William Dalrymple on Pakistan

William Dalrymple on anything is a much-anticipated event in Reihanland, but “A New Deal in Pakistan” — this is even better than usual, not least because he’s tackling a a badly misunderstood subject, namely the relative weight of religious extremism and middle-class liberal reformism in the politics of contemporary Pakistan, with great clarity and intelligence. Given the depth of ignorance and seemingly deliberate obtuseness that prevails in the Western press (Dalrymple calls out the right-wing press in particular, which strikes me as needlessly narrow) when it comes to Pakistan, Dalrymple has a lot of heavy lifting to do, and of course he doesn’t touch on everything, and he’s slightly more sanguine about, for example, the Awami National Party than perhaps he should be. But by any standard Dalrymple’s essay goes beyond useful corrective and into the terrain of essential reading. And it’s not all business: the piece is beautifully written, and it is full of surprising details (e.g., the cities are teeming with foxy models — reason enough to brave crazed Taliban irregulars, or not).

When I say we get Pakistan wrong, I mean we get it so wrong that the reflexively anti-American Tariq Ali is one of the sounder authorities on the subject.

In fact, the threat of a jihadi takeover of Pakistan is remote. There is no possibility of a takeover by religious extremists unless the army wants one, as in the 1980s, when General Zia-ul-Haq handed over the Ministries of Education and Information to the Jamaat-e-Islami, with dire results. There are serious problems confronting Pakistan, but these are usually ignored in Washington, by both the administration and the financial institutions. The lack of a basic social infrastructure encourages hopelessness and despair, but only a tiny minority turns to jihad.
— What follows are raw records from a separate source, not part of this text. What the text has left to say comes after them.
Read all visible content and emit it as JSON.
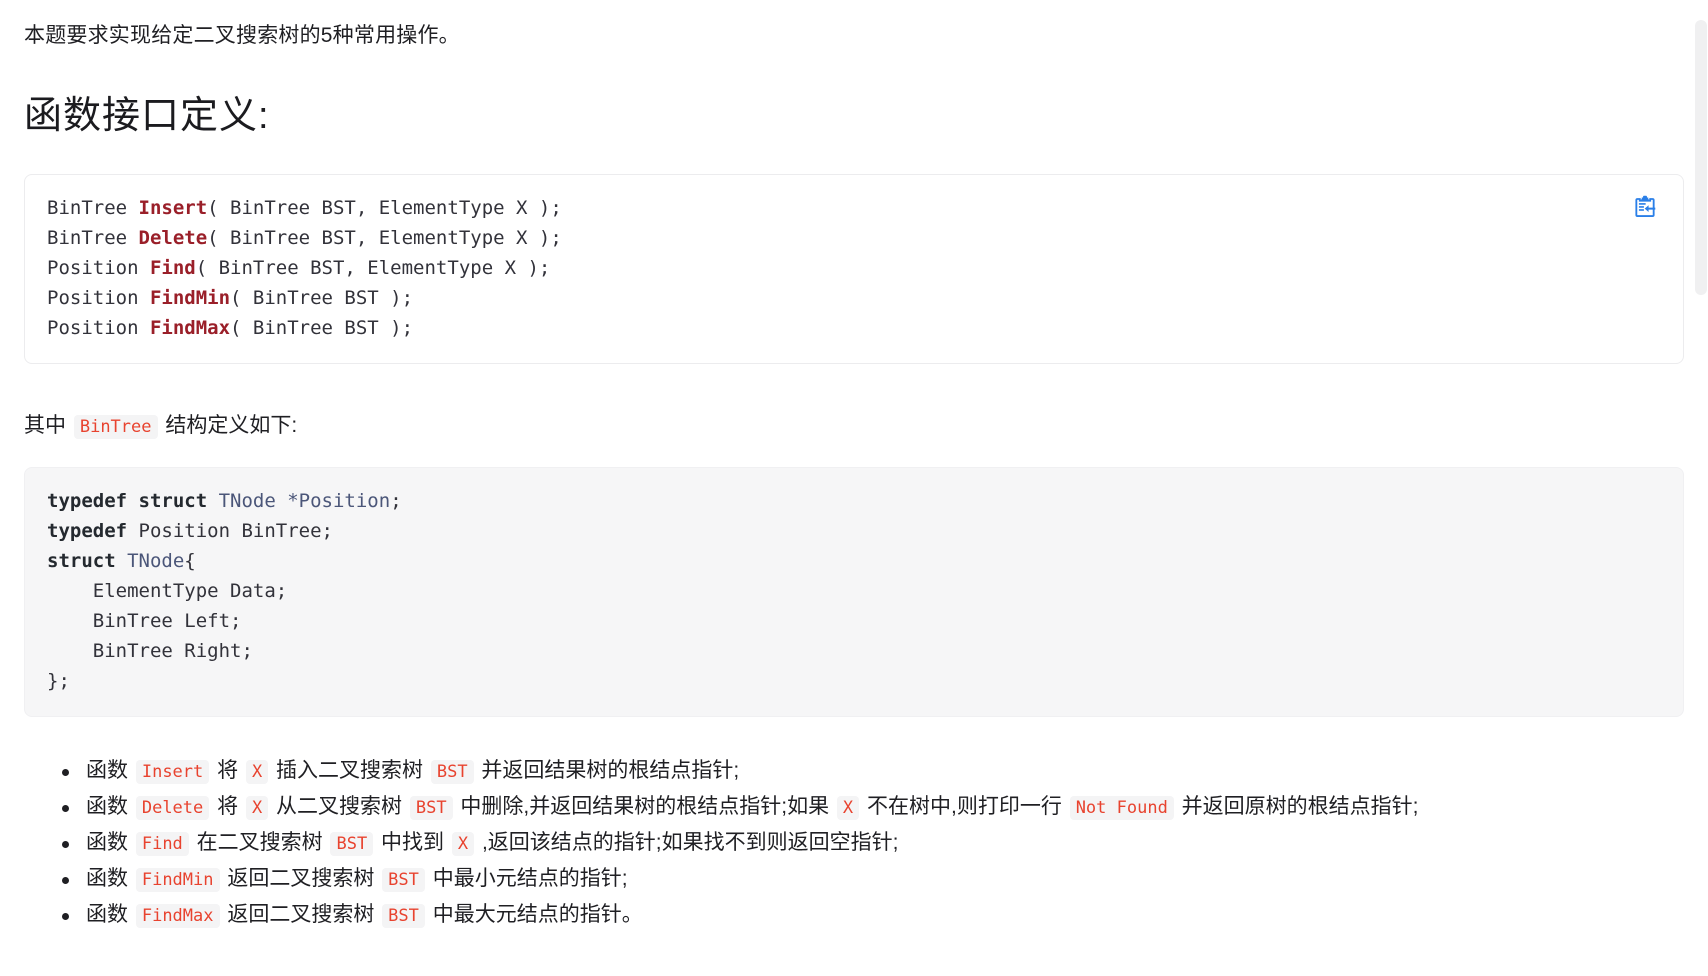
{
  "intro": {
    "text": "本题要求实现给定二叉搜索树的5种常用操作。"
  },
  "heading": {
    "text": "函数接口定义:"
  },
  "code_block_1": {
    "lines": [
      {
        "parts": [
          {
            "t": "BinTree ",
            "c": "plain"
          },
          {
            "t": "Insert",
            "c": "fn"
          },
          {
            "t": "( BinTree BST, ElementType X );",
            "c": "plain"
          }
        ]
      },
      {
        "parts": [
          {
            "t": "BinTree ",
            "c": "plain"
          },
          {
            "t": "Delete",
            "c": "fn"
          },
          {
            "t": "( BinTree BST, ElementType X );",
            "c": "plain"
          }
        ]
      },
      {
        "parts": [
          {
            "t": "Position ",
            "c": "plain"
          },
          {
            "t": "Find",
            "c": "fn"
          },
          {
            "t": "( BinTree BST, ElementType X );",
            "c": "plain"
          }
        ]
      },
      {
        "parts": [
          {
            "t": "Position ",
            "c": "plain"
          },
          {
            "t": "FindMin",
            "c": "fn"
          },
          {
            "t": "( BinTree BST );",
            "c": "plain"
          }
        ]
      },
      {
        "parts": [
          {
            "t": "Position ",
            "c": "plain"
          },
          {
            "t": "FindMax",
            "c": "fn"
          },
          {
            "t": "( BinTree BST );",
            "c": "plain"
          }
        ]
      }
    ],
    "copy_icon": "copy-to-clipboard-icon",
    "copy_icon_color": "#2a7fe8"
  },
  "mid_paragraph": {
    "before": "其中",
    "code": "BinTree",
    "after": "结构定义如下:"
  },
  "code_block_2": {
    "lines": [
      {
        "parts": [
          {
            "t": "typedef struct ",
            "c": "kw"
          },
          {
            "t": "TNode ",
            "c": "type"
          },
          {
            "t": "*Position",
            "c": "type"
          },
          {
            "t": ";",
            "c": "plain"
          }
        ]
      },
      {
        "parts": [
          {
            "t": "typedef ",
            "c": "kw"
          },
          {
            "t": "Position BinTree;",
            "c": "plain"
          }
        ]
      },
      {
        "parts": [
          {
            "t": "struct ",
            "c": "kw"
          },
          {
            "t": "TNode",
            "c": "type"
          },
          {
            "t": "{",
            "c": "plain"
          }
        ]
      },
      {
        "parts": [
          {
            "t": "    ElementType Data;",
            "c": "plain"
          }
        ]
      },
      {
        "parts": [
          {
            "t": "    BinTree Left;",
            "c": "plain"
          }
        ]
      },
      {
        "parts": [
          {
            "t": "    BinTree Right;",
            "c": "plain"
          }
        ]
      },
      {
        "parts": [
          {
            "t": "};",
            "c": "plain"
          }
        ]
      }
    ]
  },
  "spec_list": {
    "items": [
      {
        "segments": [
          {
            "type": "text",
            "v": "函数 "
          },
          {
            "type": "code",
            "v": "Insert"
          },
          {
            "type": "text",
            "v": " 将 "
          },
          {
            "type": "code",
            "v": "X"
          },
          {
            "type": "text",
            "v": " 插入二叉搜索树 "
          },
          {
            "type": "code",
            "v": "BST"
          },
          {
            "type": "text",
            "v": " 并返回结果树的根结点指针;"
          }
        ]
      },
      {
        "segments": [
          {
            "type": "text",
            "v": "函数 "
          },
          {
            "type": "code",
            "v": "Delete"
          },
          {
            "type": "text",
            "v": " 将 "
          },
          {
            "type": "code",
            "v": "X"
          },
          {
            "type": "text",
            "v": " 从二叉搜索树 "
          },
          {
            "type": "code",
            "v": "BST"
          },
          {
            "type": "text",
            "v": " 中删除,并返回结果树的根结点指针;如果 "
          },
          {
            "type": "code",
            "v": "X"
          },
          {
            "type": "text",
            "v": " 不在树中,则打印一行 "
          },
          {
            "type": "code",
            "v": "Not Found"
          },
          {
            "type": "text",
            "v": " 并返回原树的根结点指针;"
          }
        ]
      },
      {
        "segments": [
          {
            "type": "text",
            "v": "函数 "
          },
          {
            "type": "code",
            "v": "Find"
          },
          {
            "type": "text",
            "v": " 在二叉搜索树 "
          },
          {
            "type": "code",
            "v": "BST"
          },
          {
            "type": "text",
            "v": " 中找到 "
          },
          {
            "type": "code",
            "v": "X"
          },
          {
            "type": "text",
            "v": " ,返回该结点的指针;如果找不到则返回空指针;"
          }
        ]
      },
      {
        "segments": [
          {
            "type": "text",
            "v": "函数 "
          },
          {
            "type": "code",
            "v": "FindMin"
          },
          {
            "type": "text",
            "v": " 返回二叉搜索树 "
          },
          {
            "type": "code",
            "v": "BST"
          },
          {
            "type": "text",
            "v": " 中最小元结点的指针;"
          }
        ]
      },
      {
        "segments": [
          {
            "type": "text",
            "v": "函数 "
          },
          {
            "type": "code",
            "v": "FindMax"
          },
          {
            "type": "text",
            "v": " 返回二叉搜索树 "
          },
          {
            "type": "code",
            "v": "BST"
          },
          {
            "type": "text",
            "v": " 中最大元结点的指针。"
          }
        ]
      }
    ]
  },
  "scrollbar": {
    "name": "vertical-scrollbar"
  }
}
Here is one of my favorite Ali moments, from his reflections on Bhutto’s assassination.

In 1968, when a right-wing, pro-military rag in Lahore published an attack on me, it revealed that I ‘had attended sex orgies in a French country house organised by [my] friend, the Jew Cohn-Bendit. All the fifty women in the swimming-pool were Jewish.’ Alas, this was totally false, but my parents were amazed at the number of people who congratulated them on my virility.

Speaking of which, I’ve been reading a brilliant history of the Bin Ladens and … let’s just say Cohn-Bendits of the world had nothing on the Sauds.